*PROBLEM STATEMENT*.
Scan the listing for the word "value" and report every line that contains it.

◇ ◇ ◇ ◇ ◇ ◇ ◇

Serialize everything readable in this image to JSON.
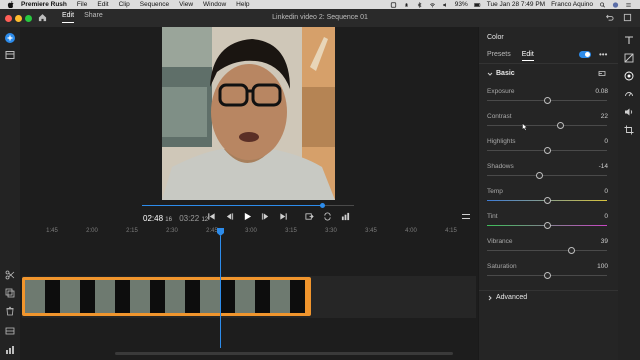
{
  "menubar": {
    "app_name": "Premiere Rush",
    "items": [
      "File",
      "Edit",
      "Clip",
      "Sequence",
      "View",
      "Window",
      "Help"
    ],
    "battery": "93%",
    "datetime": "Tue Jan 28  7:49 PM",
    "user": "Franco Aquino"
  },
  "titlebar": {
    "tabs": [
      "Edit",
      "Share"
    ],
    "active_tab": "Edit",
    "document_title": "Linkedin video 2: Sequence 01"
  },
  "player": {
    "current_time": "02:48",
    "current_frames": "16",
    "duration": "03:22",
    "duration_frames": "12",
    "progress_fraction": 0.85
  },
  "timeline": {
    "ticks": [
      "1:45",
      "2:00",
      "2:15",
      "2:30",
      "2:45",
      "3:00",
      "3:15",
      "3:30",
      "3:45",
      "4:00",
      "4:15"
    ]
  },
  "panel": {
    "title": "Color",
    "tabs": [
      "Presets",
      "Edit"
    ],
    "active_tab": "Edit",
    "more": "•••",
    "section": "Basic",
    "params": [
      {
        "label": "Exposure",
        "value": "0.08",
        "level": 0.5
      },
      {
        "label": "Contrast",
        "value": "22",
        "level": 0.61
      },
      {
        "label": "Highlights",
        "value": "0",
        "level": 0.5
      },
      {
        "label": "Shadows",
        "value": "-14",
        "level": 0.43
      },
      {
        "label": "Temp",
        "value": "0",
        "level": 0.5
      },
      {
        "label": "Tint",
        "value": "0",
        "level": 0.5
      },
      {
        "label": "Vibrance",
        "value": "39",
        "level": 0.7
      },
      {
        "label": "Saturation",
        "value": "100",
        "level": 0.5
      }
    ],
    "advanced": "Advanced"
  },
  "colors": {
    "accent": "#2d8ceb",
    "clip": "#f0952d",
    "background": "#1d1d1d"
  }
}
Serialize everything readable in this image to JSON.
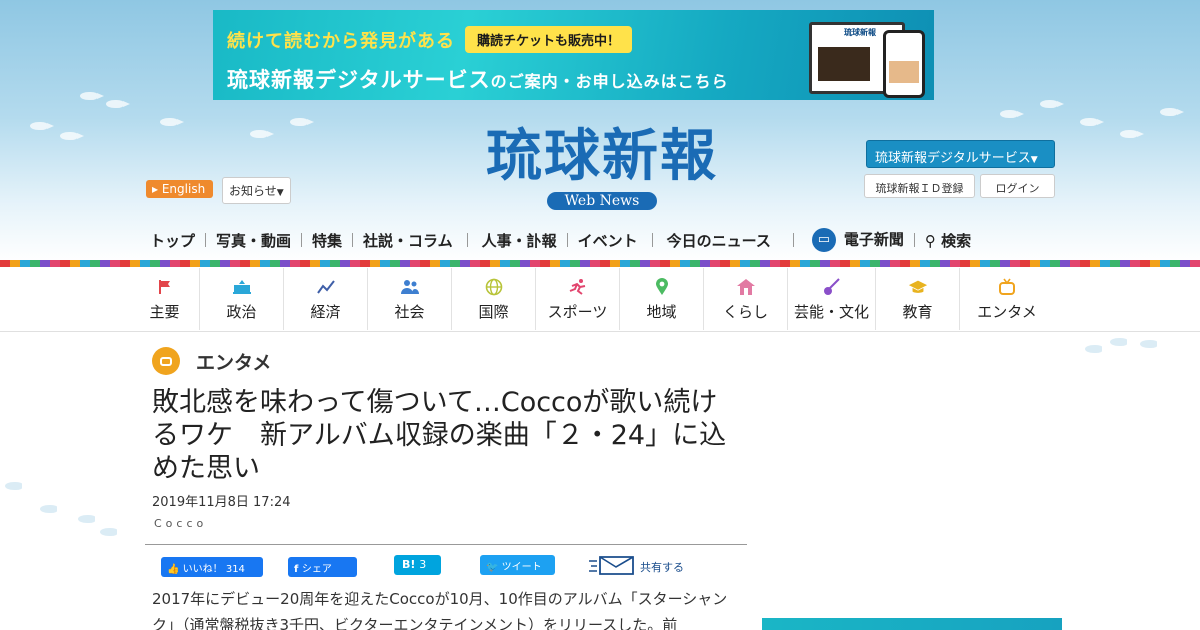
{
  "banner": {
    "line1": "続けて読むから発見がある",
    "ticket": "購読チケットも販売中！",
    "line2_main": "琉球新報デジタルサービス",
    "line2_small": "のご案内・お申し込みはこちら",
    "device_logo": "琉球新報"
  },
  "header": {
    "logo_text": "琉球新報",
    "logo_sub": "Web News",
    "english_label": "English",
    "notice_label": "お知らせ",
    "digital_label": "琉球新報デジタルサービス",
    "id_register_label": "琉球新報ＩＤ登録",
    "login_label": "ログイン"
  },
  "main_nav": {
    "items": [
      "トップ",
      "写真・動画",
      "特集",
      "社説・コラム",
      "人事・訃報",
      "イベント",
      "今日のニュース",
      "電子新聞",
      "検索"
    ]
  },
  "categories": [
    {
      "label": "主要",
      "icon": "flag-icon",
      "color": "#e2454a"
    },
    {
      "label": "政治",
      "icon": "parliament-icon",
      "color": "#2aa7d8"
    },
    {
      "label": "経済",
      "icon": "chart-icon",
      "color": "#3f5fa8"
    },
    {
      "label": "社会",
      "icon": "people-icon",
      "color": "#3e7fd0"
    },
    {
      "label": "国際",
      "icon": "globe-icon",
      "color": "#b8c43a"
    },
    {
      "label": "スポーツ",
      "icon": "runner-icon",
      "color": "#e2456e"
    },
    {
      "label": "地域",
      "icon": "pin-icon",
      "color": "#4cbb62"
    },
    {
      "label": "くらし",
      "icon": "house-icon",
      "color": "#e27aa3"
    },
    {
      "label": "芸能・文化",
      "icon": "sanshin-icon",
      "color": "#8a4fc9"
    },
    {
      "label": "教育",
      "icon": "cap-icon",
      "color": "#e8b31f"
    },
    {
      "label": "エンタメ",
      "icon": "tv-icon",
      "color": "#f0a41e"
    }
  ],
  "article": {
    "section": "エンタメ",
    "title": "敗北感を味わって傷ついて…Coccoが歌い続けるワケ　新アルバム収録の楽曲「２・24」に込めた思い",
    "date": "2019年11月8日 17:24",
    "tag": "Cocco",
    "body": "2017年にデビュー20周年を迎えたCoccoが10月、10作目のアルバム「スターシャンク」（通常盤税抜き3千円、ビクターエンタテインメント）をリリースした。前"
  },
  "share": {
    "fb_like": "いいね！",
    "fb_count": "314",
    "fb_share": "シェア",
    "hatena_label": "B!",
    "hatena_count": "3",
    "tweet": "ツイート",
    "mail_share": "共有する"
  }
}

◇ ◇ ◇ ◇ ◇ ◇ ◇

*WRITTEN REPLY*.
        "value": "0.08",
        "value": "22",
        "value": "0",
        "value": "-14",
        "value": "0",
        "value": "0",
        "value": "39",
        "value": "100",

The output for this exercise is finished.